- [WORK ITEM] Scan the data below for the string "name". Show every line where it turns up.

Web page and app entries
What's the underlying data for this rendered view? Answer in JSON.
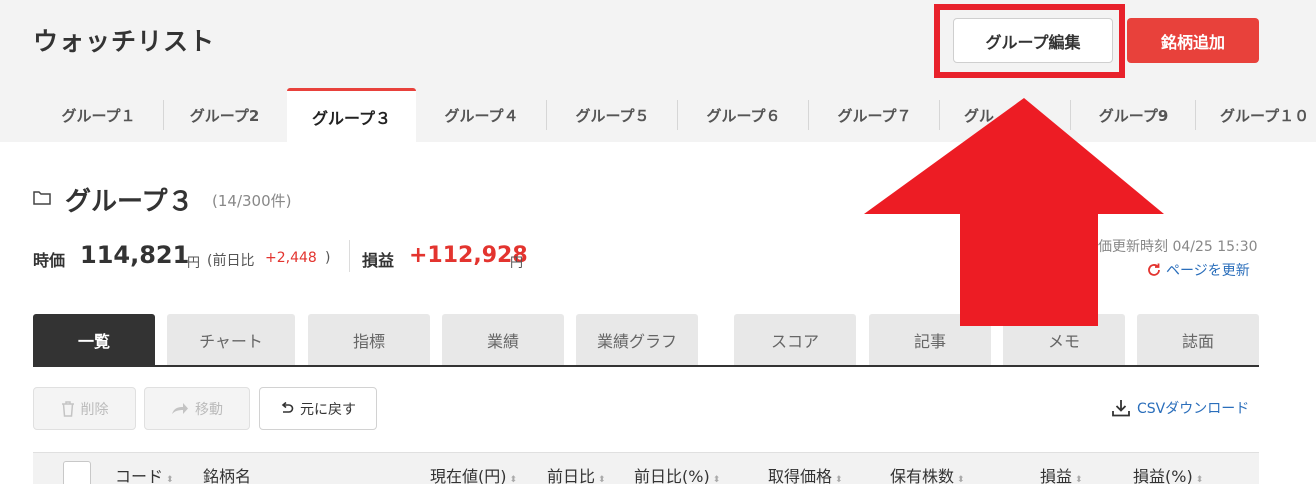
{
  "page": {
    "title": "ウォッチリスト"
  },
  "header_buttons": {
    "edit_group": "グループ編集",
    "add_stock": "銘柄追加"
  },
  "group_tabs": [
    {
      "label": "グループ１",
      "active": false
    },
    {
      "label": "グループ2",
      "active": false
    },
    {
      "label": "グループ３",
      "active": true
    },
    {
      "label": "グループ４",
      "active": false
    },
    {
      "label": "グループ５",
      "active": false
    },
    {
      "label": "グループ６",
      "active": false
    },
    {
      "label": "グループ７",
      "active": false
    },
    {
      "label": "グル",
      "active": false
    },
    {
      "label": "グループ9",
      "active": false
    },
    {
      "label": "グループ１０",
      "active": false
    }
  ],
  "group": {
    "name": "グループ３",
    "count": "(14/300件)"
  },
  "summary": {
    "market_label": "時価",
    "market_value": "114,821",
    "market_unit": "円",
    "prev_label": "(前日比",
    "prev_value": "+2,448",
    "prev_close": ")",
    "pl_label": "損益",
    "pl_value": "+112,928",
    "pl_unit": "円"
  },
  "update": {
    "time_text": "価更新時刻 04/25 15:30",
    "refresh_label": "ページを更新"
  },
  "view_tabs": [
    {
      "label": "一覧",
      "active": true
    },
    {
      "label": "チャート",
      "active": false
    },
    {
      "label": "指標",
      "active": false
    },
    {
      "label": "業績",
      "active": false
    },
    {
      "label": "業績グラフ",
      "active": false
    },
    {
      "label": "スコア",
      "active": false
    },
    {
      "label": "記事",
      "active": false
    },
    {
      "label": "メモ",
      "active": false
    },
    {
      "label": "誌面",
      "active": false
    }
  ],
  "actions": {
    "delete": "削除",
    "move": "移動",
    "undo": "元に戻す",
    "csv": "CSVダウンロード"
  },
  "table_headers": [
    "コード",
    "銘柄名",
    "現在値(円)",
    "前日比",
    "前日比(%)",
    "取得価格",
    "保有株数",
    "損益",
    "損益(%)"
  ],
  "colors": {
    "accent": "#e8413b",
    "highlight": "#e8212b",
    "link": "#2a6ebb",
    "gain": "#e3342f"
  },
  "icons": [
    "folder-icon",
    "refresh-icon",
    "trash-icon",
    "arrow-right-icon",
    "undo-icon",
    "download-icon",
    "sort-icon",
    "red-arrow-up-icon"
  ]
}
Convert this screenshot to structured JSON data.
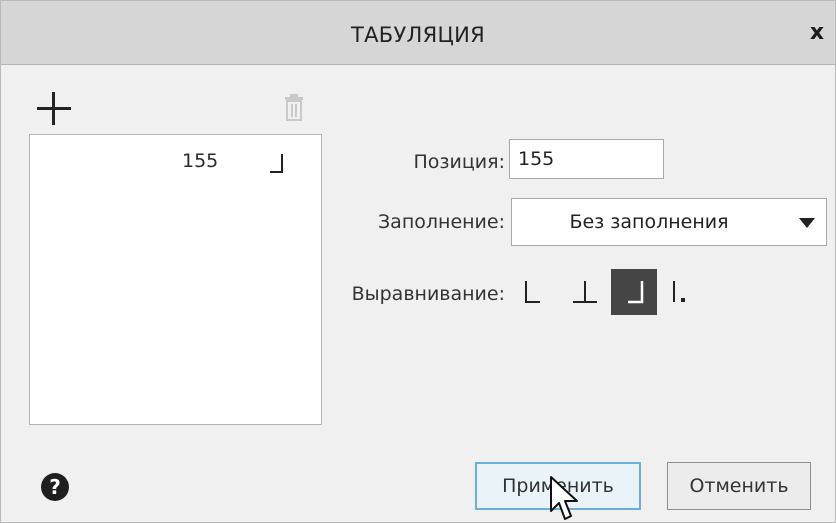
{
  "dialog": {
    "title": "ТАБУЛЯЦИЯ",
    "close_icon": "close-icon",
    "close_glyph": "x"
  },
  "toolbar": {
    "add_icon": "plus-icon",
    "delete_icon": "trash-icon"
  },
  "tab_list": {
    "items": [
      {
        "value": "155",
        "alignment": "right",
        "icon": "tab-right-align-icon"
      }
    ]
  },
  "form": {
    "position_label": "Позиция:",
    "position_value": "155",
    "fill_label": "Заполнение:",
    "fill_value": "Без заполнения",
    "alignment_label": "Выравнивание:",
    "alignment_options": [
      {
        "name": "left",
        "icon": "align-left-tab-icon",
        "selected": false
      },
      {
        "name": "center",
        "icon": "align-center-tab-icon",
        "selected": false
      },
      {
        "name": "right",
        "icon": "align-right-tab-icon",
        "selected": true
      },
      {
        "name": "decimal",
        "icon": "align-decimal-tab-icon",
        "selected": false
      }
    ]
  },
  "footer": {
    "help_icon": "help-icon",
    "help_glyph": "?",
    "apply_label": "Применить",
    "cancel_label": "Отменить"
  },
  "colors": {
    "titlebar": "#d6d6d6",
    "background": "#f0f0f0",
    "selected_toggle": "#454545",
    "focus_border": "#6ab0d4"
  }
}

- [TASK ANSWER]
    "name": "グループ３",
        "name": "left",
        "name": "center",
        "name": "right",
        "name": "decimal",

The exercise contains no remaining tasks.